Staying present

Sometimes I long desperately for pieces of past lives, the good feelings mostly. Love, a sense of fellowship, of belonging. Other times, I yearn for my next life. The farther I get from my old lives, the farther I am from the unhappiness of those times. But I have no control over when my current little life will end and when the next will begin. The Connecticut Department of Correction has that power.

Along with thoughts of my future life come questions to which I have no answers: Can I bring any of my current family with me from this life to the next? If so, where will they fit? What will I be? What can I be? Will society welcome me back? Will I be happy? Will I find peace?

Hours turn to days as I contemplate the future. The more time I spend focused on my next life, the less time I spend living in the moment, taking in what this little life has to offer.

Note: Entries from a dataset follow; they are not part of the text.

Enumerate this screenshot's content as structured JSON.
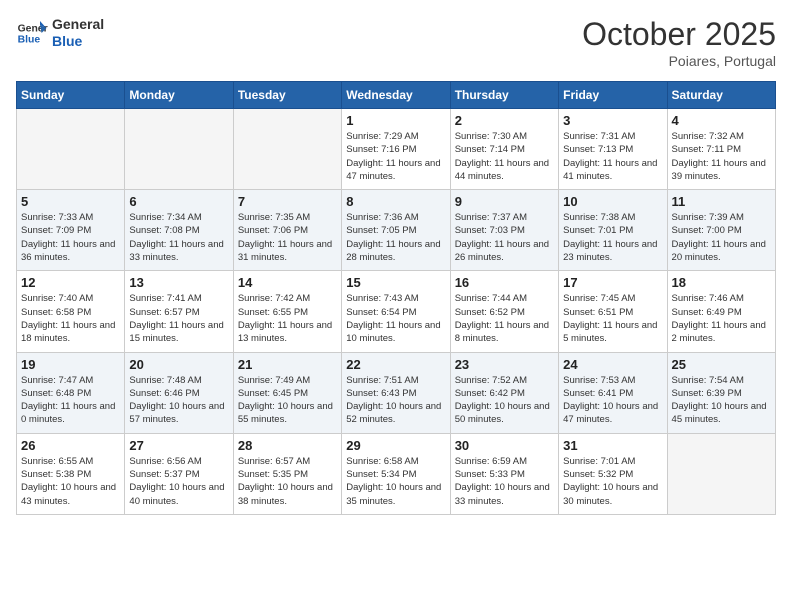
{
  "header": {
    "logo_line1": "General",
    "logo_line2": "Blue",
    "month": "October 2025",
    "location": "Poiares, Portugal"
  },
  "days_of_week": [
    "Sunday",
    "Monday",
    "Tuesday",
    "Wednesday",
    "Thursday",
    "Friday",
    "Saturday"
  ],
  "weeks": [
    [
      {
        "day": "",
        "info": ""
      },
      {
        "day": "",
        "info": ""
      },
      {
        "day": "",
        "info": ""
      },
      {
        "day": "1",
        "info": "Sunrise: 7:29 AM\nSunset: 7:16 PM\nDaylight: 11 hours and 47 minutes."
      },
      {
        "day": "2",
        "info": "Sunrise: 7:30 AM\nSunset: 7:14 PM\nDaylight: 11 hours and 44 minutes."
      },
      {
        "day": "3",
        "info": "Sunrise: 7:31 AM\nSunset: 7:13 PM\nDaylight: 11 hours and 41 minutes."
      },
      {
        "day": "4",
        "info": "Sunrise: 7:32 AM\nSunset: 7:11 PM\nDaylight: 11 hours and 39 minutes."
      }
    ],
    [
      {
        "day": "5",
        "info": "Sunrise: 7:33 AM\nSunset: 7:09 PM\nDaylight: 11 hours and 36 minutes."
      },
      {
        "day": "6",
        "info": "Sunrise: 7:34 AM\nSunset: 7:08 PM\nDaylight: 11 hours and 33 minutes."
      },
      {
        "day": "7",
        "info": "Sunrise: 7:35 AM\nSunset: 7:06 PM\nDaylight: 11 hours and 31 minutes."
      },
      {
        "day": "8",
        "info": "Sunrise: 7:36 AM\nSunset: 7:05 PM\nDaylight: 11 hours and 28 minutes."
      },
      {
        "day": "9",
        "info": "Sunrise: 7:37 AM\nSunset: 7:03 PM\nDaylight: 11 hours and 26 minutes."
      },
      {
        "day": "10",
        "info": "Sunrise: 7:38 AM\nSunset: 7:01 PM\nDaylight: 11 hours and 23 minutes."
      },
      {
        "day": "11",
        "info": "Sunrise: 7:39 AM\nSunset: 7:00 PM\nDaylight: 11 hours and 20 minutes."
      }
    ],
    [
      {
        "day": "12",
        "info": "Sunrise: 7:40 AM\nSunset: 6:58 PM\nDaylight: 11 hours and 18 minutes."
      },
      {
        "day": "13",
        "info": "Sunrise: 7:41 AM\nSunset: 6:57 PM\nDaylight: 11 hours and 15 minutes."
      },
      {
        "day": "14",
        "info": "Sunrise: 7:42 AM\nSunset: 6:55 PM\nDaylight: 11 hours and 13 minutes."
      },
      {
        "day": "15",
        "info": "Sunrise: 7:43 AM\nSunset: 6:54 PM\nDaylight: 11 hours and 10 minutes."
      },
      {
        "day": "16",
        "info": "Sunrise: 7:44 AM\nSunset: 6:52 PM\nDaylight: 11 hours and 8 minutes."
      },
      {
        "day": "17",
        "info": "Sunrise: 7:45 AM\nSunset: 6:51 PM\nDaylight: 11 hours and 5 minutes."
      },
      {
        "day": "18",
        "info": "Sunrise: 7:46 AM\nSunset: 6:49 PM\nDaylight: 11 hours and 2 minutes."
      }
    ],
    [
      {
        "day": "19",
        "info": "Sunrise: 7:47 AM\nSunset: 6:48 PM\nDaylight: 11 hours and 0 minutes."
      },
      {
        "day": "20",
        "info": "Sunrise: 7:48 AM\nSunset: 6:46 PM\nDaylight: 10 hours and 57 minutes."
      },
      {
        "day": "21",
        "info": "Sunrise: 7:49 AM\nSunset: 6:45 PM\nDaylight: 10 hours and 55 minutes."
      },
      {
        "day": "22",
        "info": "Sunrise: 7:51 AM\nSunset: 6:43 PM\nDaylight: 10 hours and 52 minutes."
      },
      {
        "day": "23",
        "info": "Sunrise: 7:52 AM\nSunset: 6:42 PM\nDaylight: 10 hours and 50 minutes."
      },
      {
        "day": "24",
        "info": "Sunrise: 7:53 AM\nSunset: 6:41 PM\nDaylight: 10 hours and 47 minutes."
      },
      {
        "day": "25",
        "info": "Sunrise: 7:54 AM\nSunset: 6:39 PM\nDaylight: 10 hours and 45 minutes."
      }
    ],
    [
      {
        "day": "26",
        "info": "Sunrise: 6:55 AM\nSunset: 5:38 PM\nDaylight: 10 hours and 43 minutes."
      },
      {
        "day": "27",
        "info": "Sunrise: 6:56 AM\nSunset: 5:37 PM\nDaylight: 10 hours and 40 minutes."
      },
      {
        "day": "28",
        "info": "Sunrise: 6:57 AM\nSunset: 5:35 PM\nDaylight: 10 hours and 38 minutes."
      },
      {
        "day": "29",
        "info": "Sunrise: 6:58 AM\nSunset: 5:34 PM\nDaylight: 10 hours and 35 minutes."
      },
      {
        "day": "30",
        "info": "Sunrise: 6:59 AM\nSunset: 5:33 PM\nDaylight: 10 hours and 33 minutes."
      },
      {
        "day": "31",
        "info": "Sunrise: 7:01 AM\nSunset: 5:32 PM\nDaylight: 10 hours and 30 minutes."
      },
      {
        "day": "",
        "info": ""
      }
    ]
  ]
}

When I look around at my current dysfunctional family, I see men from whom I can learn; men with whom I can laugh, cry and share the most intimate parts of my mind; men who may disagree with me or outright dislike me. But this is our little life and, no matter what, we all still show up.

Disclaimer: The views in this article are those of the author. Global Forum Online has verified the writer’s identity and basic facts such as the names of institutions mentioned.

Kashawn Taylor is a writer incarcerated in Connecticut.